Time is less important than good breathing habits. Holding the breath frequently gets to be harmful after a while. When baby is getting good oxygen exchange between the contractions helps baby's stamina. An experienced midwife and or physician can help a woman through a long second stage. I've heard of 24-hour second stages with active pushing stages of 5-8 hours with great outcomes. But time is less important than listening to the baby. A long second stage needs skilled help by an experienced midwife!

Nutrition is almost always easier during 2nd stage than 1st stage (dilation) so offer food again. Resting is an option. And changing positions frequently is smart. If its not working, try something different!!


Is labor long because baby is too big?

Sometimes the baby gets stuck, actually, on the pelvis and can't get past. This can be looked at as if the baby can't fit, perhaps the doctor says the baby is too large. But if the baby is posterior, it isn't likely that the baby is too large, but rather that the baby's current head circumference is too large. There is a difference. 

  • Help the baby's chin tuck to get a smaller head circumference.
  • Rotate the baby so the head is coming down from a different angle. 
  • Open the pelvis wider with mother's own positions (these activties and postures are called maternal positioning)


These are the three goals of the 3 Principles of Spinning Babies.


Other reasons for long labor

Size of baby. Bigger babies SOMETIMES need more time

Laboring woman has a pendulous uterus. Wearing a pregnancy belt, rebozo, or otherwise lifting and supporting the abdomen can bring the baby down with contractions! 

Emotional safety needs to be heightened

Privacy needs to be protected, sometimes watchers, and sometimes even helpers, need to back off

Love and laughter 

A need for doula CPR -- Comfort, Praise, and Reassurance given honestly and appropriately 


Cord wrapping.

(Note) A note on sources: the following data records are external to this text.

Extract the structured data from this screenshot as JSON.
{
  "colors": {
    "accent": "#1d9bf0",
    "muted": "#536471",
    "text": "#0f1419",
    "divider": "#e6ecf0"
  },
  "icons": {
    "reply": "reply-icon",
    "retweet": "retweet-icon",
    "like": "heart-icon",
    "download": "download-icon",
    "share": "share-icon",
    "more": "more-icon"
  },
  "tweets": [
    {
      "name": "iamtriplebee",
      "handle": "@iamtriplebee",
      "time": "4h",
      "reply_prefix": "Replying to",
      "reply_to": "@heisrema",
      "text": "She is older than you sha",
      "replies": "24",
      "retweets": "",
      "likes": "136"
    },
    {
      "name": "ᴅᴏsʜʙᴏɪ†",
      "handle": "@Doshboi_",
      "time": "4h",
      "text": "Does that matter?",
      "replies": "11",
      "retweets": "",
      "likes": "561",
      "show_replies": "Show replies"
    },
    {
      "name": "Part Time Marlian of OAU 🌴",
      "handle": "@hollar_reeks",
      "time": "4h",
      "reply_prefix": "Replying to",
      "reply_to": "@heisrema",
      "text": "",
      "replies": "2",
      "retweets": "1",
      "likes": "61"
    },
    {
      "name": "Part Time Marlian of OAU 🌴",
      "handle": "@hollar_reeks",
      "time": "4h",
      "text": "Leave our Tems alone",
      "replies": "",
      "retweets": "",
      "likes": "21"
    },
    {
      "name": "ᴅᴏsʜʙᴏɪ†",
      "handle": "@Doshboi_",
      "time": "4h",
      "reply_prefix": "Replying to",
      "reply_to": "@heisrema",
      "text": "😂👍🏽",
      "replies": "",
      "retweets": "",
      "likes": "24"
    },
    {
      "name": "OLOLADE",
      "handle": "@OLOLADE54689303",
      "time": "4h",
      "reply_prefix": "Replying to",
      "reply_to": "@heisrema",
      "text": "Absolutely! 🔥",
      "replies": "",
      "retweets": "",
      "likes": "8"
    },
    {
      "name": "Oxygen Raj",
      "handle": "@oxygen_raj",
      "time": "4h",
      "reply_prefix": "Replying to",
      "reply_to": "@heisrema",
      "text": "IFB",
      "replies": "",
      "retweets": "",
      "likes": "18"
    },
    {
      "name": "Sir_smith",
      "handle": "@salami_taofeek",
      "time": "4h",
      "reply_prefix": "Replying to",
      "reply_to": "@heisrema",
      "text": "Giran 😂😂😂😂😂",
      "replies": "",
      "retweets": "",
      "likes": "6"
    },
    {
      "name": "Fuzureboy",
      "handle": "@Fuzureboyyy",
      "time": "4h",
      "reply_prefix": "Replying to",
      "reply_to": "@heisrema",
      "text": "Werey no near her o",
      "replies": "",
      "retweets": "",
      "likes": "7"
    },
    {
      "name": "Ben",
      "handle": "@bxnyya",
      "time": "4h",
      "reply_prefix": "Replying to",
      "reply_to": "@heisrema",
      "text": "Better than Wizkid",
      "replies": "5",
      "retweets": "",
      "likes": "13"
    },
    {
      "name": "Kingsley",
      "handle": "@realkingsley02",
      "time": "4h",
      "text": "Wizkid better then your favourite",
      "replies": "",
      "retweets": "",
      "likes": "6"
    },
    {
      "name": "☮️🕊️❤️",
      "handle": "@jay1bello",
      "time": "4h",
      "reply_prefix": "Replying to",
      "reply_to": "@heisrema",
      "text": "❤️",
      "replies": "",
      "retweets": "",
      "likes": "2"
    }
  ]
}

A cord wrapped around part of the baby may lengthen the labor. In time, the uterus will come down and allow the baby lower. Fetal heart rate decels that are Not the late decel type (the more dangerous type) can be heard or seen, if recording the heart rate on paper, occasionally in labor. Cord wrapping, even around the neck, is not usually life threatening. Your provider will watch carefully to tell if its safe to wait, which it usually is. Meanwhile, have patience and let your uterus do the pushing during 2nd stage. The baby may stay high for a long time and then suddenly descend through the pelvis quickly in a few contractions at the end of second stage. Trust that your baby knows what to do here. Most of the time wrapped cords are not detected until seen.

Did the woman have a pinch of her cervix removed in her past for testing? The scar tissue that resulted from this test could prevent the cervix from opening until the contractions have been super strong for hours. Then suddenly the cervix opens and can actually open from 2 cm to 10 cm in 15 to 60 minutes. That event has nothing to do with fetal position. I mention it to remind us all, its not always about fetal position.